- Activities that a state could deem to be "solicitation" (e.g., distributing printed material such as flyers or coupons, or initiating phone calls or sending e-mails)
- Activities that a state would likely deem as "passive advertising" (e.g., newspaper ads, maintaining a website that a user visits on his or her own initiative)
- How the Streamlined Sales and Use Tax Agreement and the enactment of the federal Main Street Fairness might resolve some aspects of the current controversy surrounding the click-through nexus laws.
Upon completion of this program, participants will be able to:
- Understand the approach to affiliate nexus under the so-called Amazon or click-through nexus laws
- Identify the states that have enacted these laws

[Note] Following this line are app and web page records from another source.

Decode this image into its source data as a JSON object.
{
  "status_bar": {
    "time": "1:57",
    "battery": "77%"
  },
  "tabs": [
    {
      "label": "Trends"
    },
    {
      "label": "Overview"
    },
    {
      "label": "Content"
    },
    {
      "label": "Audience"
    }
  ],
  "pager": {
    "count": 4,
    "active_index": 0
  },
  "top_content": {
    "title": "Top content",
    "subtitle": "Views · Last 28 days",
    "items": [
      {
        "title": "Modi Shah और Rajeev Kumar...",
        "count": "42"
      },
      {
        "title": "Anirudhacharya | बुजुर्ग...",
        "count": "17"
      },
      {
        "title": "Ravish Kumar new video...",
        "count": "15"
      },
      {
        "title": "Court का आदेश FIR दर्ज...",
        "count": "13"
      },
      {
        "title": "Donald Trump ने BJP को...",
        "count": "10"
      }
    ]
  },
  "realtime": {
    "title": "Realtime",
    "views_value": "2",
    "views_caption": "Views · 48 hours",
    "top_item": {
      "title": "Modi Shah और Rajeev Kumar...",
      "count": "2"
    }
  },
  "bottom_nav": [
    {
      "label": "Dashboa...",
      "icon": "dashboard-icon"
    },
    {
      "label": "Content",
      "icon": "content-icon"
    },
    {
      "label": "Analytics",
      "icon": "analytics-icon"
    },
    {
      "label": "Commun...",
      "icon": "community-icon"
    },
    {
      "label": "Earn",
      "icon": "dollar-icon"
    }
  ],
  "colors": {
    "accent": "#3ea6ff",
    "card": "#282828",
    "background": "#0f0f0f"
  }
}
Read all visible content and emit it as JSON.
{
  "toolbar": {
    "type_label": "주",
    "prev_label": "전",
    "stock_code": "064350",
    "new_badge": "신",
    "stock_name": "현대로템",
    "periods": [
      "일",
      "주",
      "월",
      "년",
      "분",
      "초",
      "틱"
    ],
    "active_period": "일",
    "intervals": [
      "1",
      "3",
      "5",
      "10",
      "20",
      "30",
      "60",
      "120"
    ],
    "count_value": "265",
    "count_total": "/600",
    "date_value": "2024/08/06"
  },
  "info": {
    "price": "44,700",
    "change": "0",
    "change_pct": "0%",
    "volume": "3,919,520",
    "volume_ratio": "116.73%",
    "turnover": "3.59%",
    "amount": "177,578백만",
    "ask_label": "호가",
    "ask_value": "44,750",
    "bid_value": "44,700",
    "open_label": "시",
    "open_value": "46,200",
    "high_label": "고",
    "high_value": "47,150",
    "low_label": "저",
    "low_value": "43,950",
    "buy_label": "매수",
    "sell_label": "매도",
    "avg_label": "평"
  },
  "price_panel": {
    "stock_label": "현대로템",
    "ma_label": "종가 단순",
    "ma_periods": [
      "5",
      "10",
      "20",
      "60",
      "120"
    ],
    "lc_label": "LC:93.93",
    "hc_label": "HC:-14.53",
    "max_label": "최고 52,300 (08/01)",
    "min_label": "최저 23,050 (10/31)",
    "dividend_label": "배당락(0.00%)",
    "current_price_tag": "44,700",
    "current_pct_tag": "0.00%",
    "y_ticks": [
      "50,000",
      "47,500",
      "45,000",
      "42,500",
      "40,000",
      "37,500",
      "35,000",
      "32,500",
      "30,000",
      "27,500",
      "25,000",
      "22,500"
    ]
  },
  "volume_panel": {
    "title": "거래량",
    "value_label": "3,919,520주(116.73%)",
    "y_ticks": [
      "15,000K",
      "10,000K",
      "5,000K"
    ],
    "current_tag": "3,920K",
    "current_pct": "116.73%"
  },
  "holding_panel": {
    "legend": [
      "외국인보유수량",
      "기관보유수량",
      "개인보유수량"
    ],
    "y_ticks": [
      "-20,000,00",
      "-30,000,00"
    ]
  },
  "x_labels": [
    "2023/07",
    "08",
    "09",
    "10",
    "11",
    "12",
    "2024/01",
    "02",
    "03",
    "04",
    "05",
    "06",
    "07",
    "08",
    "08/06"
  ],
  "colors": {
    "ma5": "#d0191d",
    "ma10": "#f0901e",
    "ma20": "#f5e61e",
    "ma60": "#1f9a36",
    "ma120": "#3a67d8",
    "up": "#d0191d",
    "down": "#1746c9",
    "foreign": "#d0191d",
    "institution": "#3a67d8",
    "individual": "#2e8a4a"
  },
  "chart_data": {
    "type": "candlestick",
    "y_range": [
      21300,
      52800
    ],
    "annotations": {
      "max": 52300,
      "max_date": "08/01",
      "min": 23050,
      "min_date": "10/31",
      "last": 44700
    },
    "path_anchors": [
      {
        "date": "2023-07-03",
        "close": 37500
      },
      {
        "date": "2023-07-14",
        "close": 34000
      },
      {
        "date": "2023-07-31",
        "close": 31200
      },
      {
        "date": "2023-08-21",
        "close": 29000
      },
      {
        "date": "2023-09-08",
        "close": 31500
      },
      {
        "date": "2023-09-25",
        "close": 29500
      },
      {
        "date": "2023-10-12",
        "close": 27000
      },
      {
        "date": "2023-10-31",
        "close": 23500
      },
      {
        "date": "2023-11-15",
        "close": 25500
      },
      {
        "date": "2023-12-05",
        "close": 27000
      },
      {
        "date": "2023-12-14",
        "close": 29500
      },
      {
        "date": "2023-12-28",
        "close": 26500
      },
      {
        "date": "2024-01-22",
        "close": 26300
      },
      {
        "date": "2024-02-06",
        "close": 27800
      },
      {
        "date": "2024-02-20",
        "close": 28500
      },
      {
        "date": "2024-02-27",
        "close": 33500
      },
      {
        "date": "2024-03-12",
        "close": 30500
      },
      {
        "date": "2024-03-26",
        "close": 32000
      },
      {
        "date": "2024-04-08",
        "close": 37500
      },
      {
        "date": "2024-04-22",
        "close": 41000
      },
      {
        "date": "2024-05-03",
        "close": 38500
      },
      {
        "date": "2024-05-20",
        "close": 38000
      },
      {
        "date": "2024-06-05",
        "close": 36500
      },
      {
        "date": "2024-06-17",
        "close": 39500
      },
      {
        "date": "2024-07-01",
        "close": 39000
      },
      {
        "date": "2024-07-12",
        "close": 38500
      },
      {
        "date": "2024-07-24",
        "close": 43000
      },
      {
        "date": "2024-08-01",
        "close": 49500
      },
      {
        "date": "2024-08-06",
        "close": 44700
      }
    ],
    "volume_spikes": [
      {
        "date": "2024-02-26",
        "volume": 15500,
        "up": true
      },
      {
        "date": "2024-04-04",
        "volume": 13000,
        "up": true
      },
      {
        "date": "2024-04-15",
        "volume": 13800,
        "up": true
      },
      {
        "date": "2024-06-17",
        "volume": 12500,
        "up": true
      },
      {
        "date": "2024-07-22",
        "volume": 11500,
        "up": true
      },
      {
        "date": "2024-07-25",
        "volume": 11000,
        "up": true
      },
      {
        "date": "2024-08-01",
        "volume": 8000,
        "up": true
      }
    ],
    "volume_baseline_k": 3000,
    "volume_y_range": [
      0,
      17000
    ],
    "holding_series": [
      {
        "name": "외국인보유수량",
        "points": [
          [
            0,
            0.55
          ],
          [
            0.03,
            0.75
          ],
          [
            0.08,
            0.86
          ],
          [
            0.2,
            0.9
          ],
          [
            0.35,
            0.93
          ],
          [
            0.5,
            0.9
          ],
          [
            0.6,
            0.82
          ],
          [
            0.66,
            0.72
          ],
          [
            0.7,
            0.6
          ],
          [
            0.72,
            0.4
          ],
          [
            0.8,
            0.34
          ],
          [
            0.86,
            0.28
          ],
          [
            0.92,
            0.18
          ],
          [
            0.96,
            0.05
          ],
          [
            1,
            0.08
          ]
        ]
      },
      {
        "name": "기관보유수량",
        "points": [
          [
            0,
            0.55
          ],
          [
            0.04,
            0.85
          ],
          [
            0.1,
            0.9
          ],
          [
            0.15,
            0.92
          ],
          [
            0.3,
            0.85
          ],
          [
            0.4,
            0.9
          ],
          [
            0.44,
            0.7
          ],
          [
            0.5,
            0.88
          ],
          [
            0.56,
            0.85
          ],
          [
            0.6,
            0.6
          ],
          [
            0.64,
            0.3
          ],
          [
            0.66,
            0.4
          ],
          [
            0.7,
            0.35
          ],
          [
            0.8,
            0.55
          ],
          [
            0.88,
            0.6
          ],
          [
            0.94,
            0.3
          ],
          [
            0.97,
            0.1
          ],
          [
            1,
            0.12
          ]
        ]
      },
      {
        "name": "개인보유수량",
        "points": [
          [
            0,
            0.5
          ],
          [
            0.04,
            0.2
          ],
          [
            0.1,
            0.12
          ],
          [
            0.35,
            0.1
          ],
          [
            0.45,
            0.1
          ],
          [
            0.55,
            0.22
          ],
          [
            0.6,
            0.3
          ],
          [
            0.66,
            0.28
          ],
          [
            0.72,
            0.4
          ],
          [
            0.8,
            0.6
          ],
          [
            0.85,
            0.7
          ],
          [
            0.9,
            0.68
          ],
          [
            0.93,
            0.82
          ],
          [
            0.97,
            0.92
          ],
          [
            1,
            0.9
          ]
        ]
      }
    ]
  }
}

- Gain familiarity with the key provisions and common elements of click-through nexus laws
- Recognize the distinction between passive advertising and online solicitation
- Consider some practical planning approaches to avoid running afoul of the laws
About the Speakers
Annette Nellen is a professor in and director of San Jose State University's Masters of Science in Taxation (MST) program. She teaches courses on tax research, accounting methods, high technology tax matters, property transactions, individual taxation, state income tax, ethics, and tax policy and reform. She chairs the SJSU Athletics Board and was the chair of the SJSU Academic Senate from May 2003 to May 2005. Annette is a frequent speaker and author on tax policy and reform topics. In the taxation of technology area, Annette is the author of Amortization of Intangibles, published by Bureau of National Affairs (BNA), part of the Tax Management Portfolios (#533-3rd).
Arthur R. Rosen is a partner in the global law firm of McDermott Will & Emery LLP. His practice focuses on tax planning and litigation relating to state and local tax matters for corporations, partnerships, and individuals. Formerly the Deputy Counsel of the New York State Department of Taxation and Finance as well as Counsel to the Governor's Temporary Sales Tax Commission and Tax Counsel to the New York State Senate Tax Committee, Mr. Rosen has held executive tax management positions at Xerox Corporation and AT&T. In addition, he has worked in accounting and law firms in New York City.
Mr. Toman is a partner in Reed Smith's San Francisco office. His practice focuses on state and local tax controversies. Prior to entering private practice, Mr. Toman held the position of Chief Counsel of the California Franchise Tax Board (FTB). The FTB's legal function is second in size and scope only to the legal function of the Internal Revenue Service. As Chief Counsel of the FTB, Mr. Toman had personal oversight responsibility for the FTB's litigation cases.
Affiliate Nexus and Sales Tax – Its Legality and Implications will take place October 5, 2011, from 1:00 p.m. - 2:30 p.m., ET. To register for this webinar and obtain further information about CLE and CPE credits, go to http://www.bna.com/affiliate-nexus-sales-w12884903472/?open&cmpid=tmtxpr2011 or call 1-800-372-1033, menu Option 6, then Option 1.
To receive automatic, email notification of upcoming BNA webinars that may be of interest to you, go to: http://www.bna.com/emailsignup.htm.
About BNA Tax & Accounting Webinars
BNA Tax & Accounting is the foremost source of tax and accounting research, news, practice tools, and guidance for tax attorneys, CPAs, corporate tax managers, estate planners, and financial accountants. Designed for today's busy practitioners, our webinars offer the same expertise and relevance that are the hallmark of all BNA Tax & Accounting resources. Conference attendees have the opportunity to ask the speakers questions, and may be eligible to earn CLE or CPE credits - all from the convenience of their own office or conference room.